If the air flow rate is achieved by decreasing the rotational speed of the existing blower it is possible that the reduced flow rate will be at a higher delivery pressure. From the blower characteristics in Figure 21.5 it will be seen that the rotational speed will need to be reduced to about 1000 rev/min. On the assumption that this gain in pres- sure drop can be fully realised, the delivery pressure will be about 0.85 bar. This oper- ating condition is located on Figure 21.5 at point E. With an air mass flow rate of 0.09 kg/s supplied at a pressure of 0.85 bar, the equivalent point on the conveying char- acteristics in Figure 21.3 shows that the material flow rate will now be 11.9 tonne/h.
With the same air flow rate as in Case D the conveying line exit air velocity will also be 16 m/s. Due to the slightly higher air supply pressure, however, the conveying line inlet air velocity will be a little lower at 9 m/s. The considerable increase in mater- ial flow rate can be attributed to the fact that the full 16 kW is available to the system and that with these low inlet and exit air velocities the system is operating very close to its point of maximum efficiency.
It will be noticed from Figure 21.3 that the operating point is still within the body of the conveying characteristics and so there is unlikely to be any problems of pipeline blockage.

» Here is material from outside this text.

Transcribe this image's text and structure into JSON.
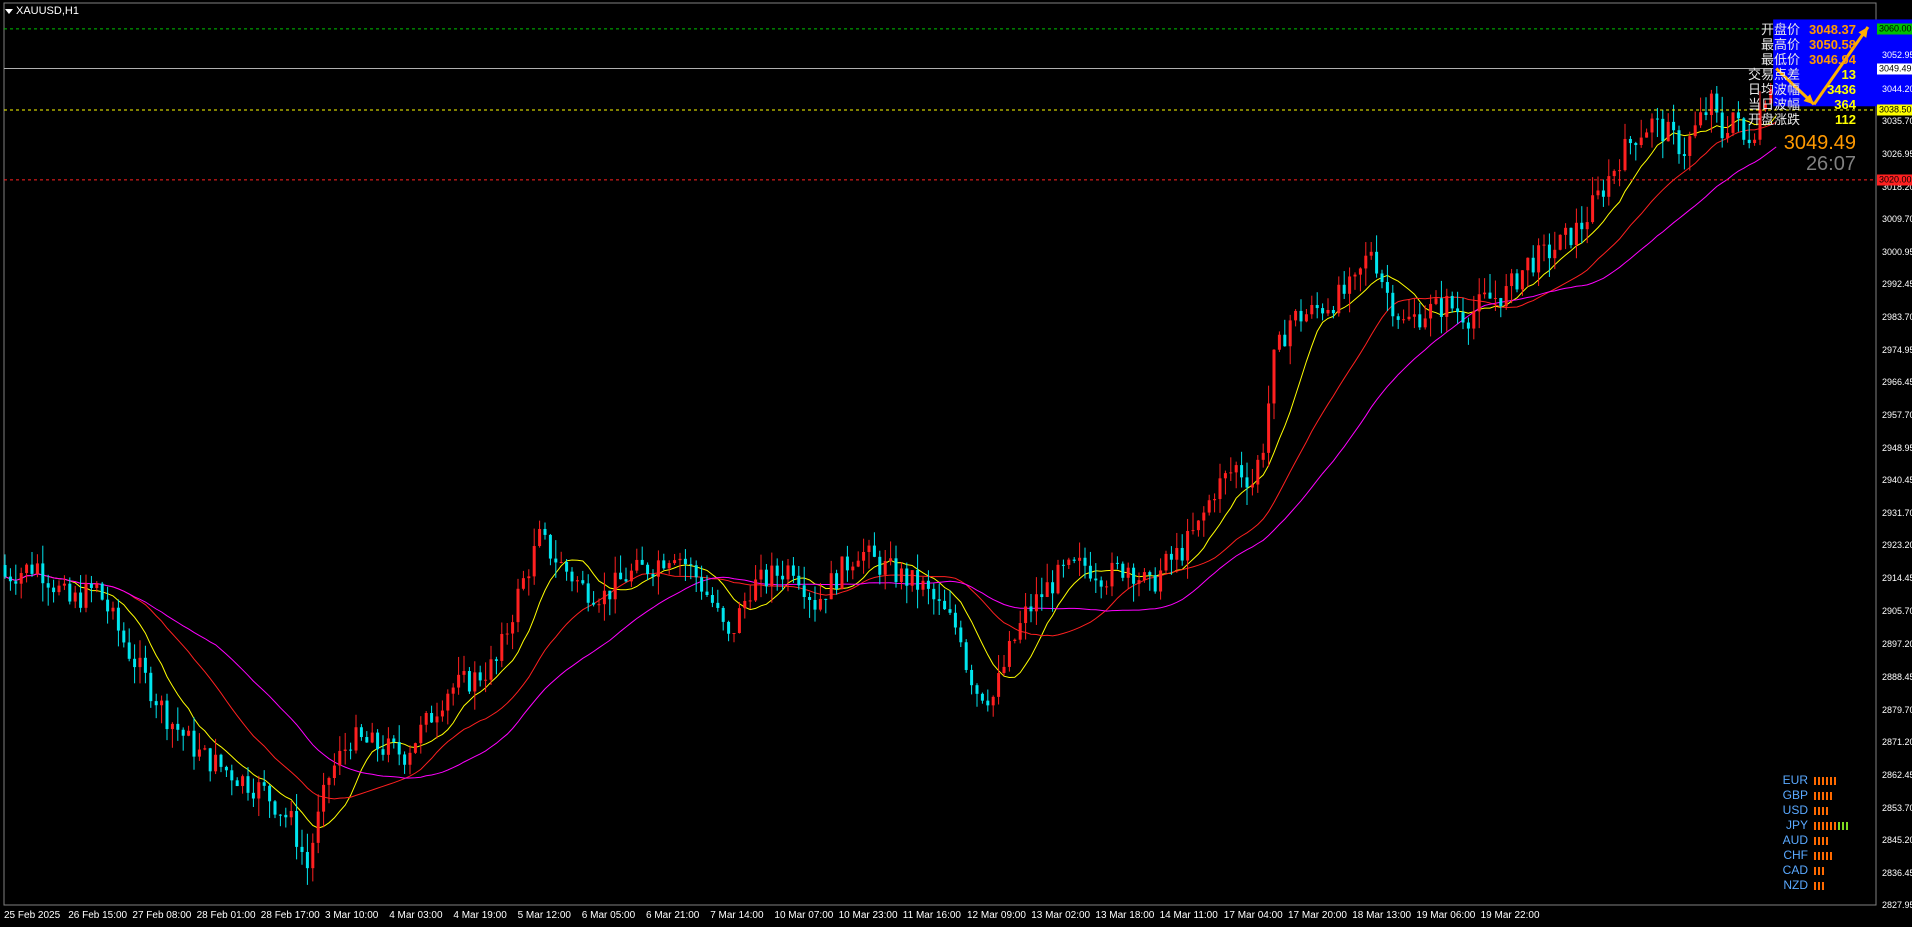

It will also be noticed from Figure 21.5 that point E is only just within the operating limits of the blower. It is, however, a valid operating point on the conveying characteristics and a smaller blower is likely to meet the duty as specified.
The effects of solids loading ratio
The minimum conveying air velocity, as a result of this increase in pressure with Case E is now down to about 9 m/s. The solids loading ratio of the material in the pipeline, however, has increased to about 37 as can be seen from point E on Figure 21.3. The minimum air velocity that can be achieved for conveying a material in a pipeline depends to a large extent upon the solids loading ratio of the material being conveyed. As the solids loading ratio is increased, the minimum conveying air velocity that can be employed decreases for a material that is capable of being conveyed in dense phase. At a solids loading ratio of 37, therefore, it should be possible to convey the material with air velocities lower than 9 m/s without risk of blocking the pipeline.
The influence of solids loading ratio on the minimum conveying air velocity for the cement is given in Figure 21.6. Points D and E from the above case study are super- imposed on this plot and it can be seen that they are both above the conveying limit by a reasonable margin.
It will be noticed from the blower characteristics in Figure 21.5 that points A, C and E all lie on a line of constant power. These same points, therefore, form a line of constant
power on the conveying characteristics in Figure 21.3. Lines of constant power can be superimposed on the conveying characteristics quite easily, as illustrated in Section 11.5.2, and so to illustrate this point the conveying characteristics in Figure 21.3 are reproduced with lines of constant power requirements in Figure 21.7. It can be seen from Figure 21.7 that, for a material that has conveying characteristics of this type, that a reduction in air flow rate, for a constant value of conveying line pressure drop leads to a significant reduction in power requirements as well as an increase in material flow rate.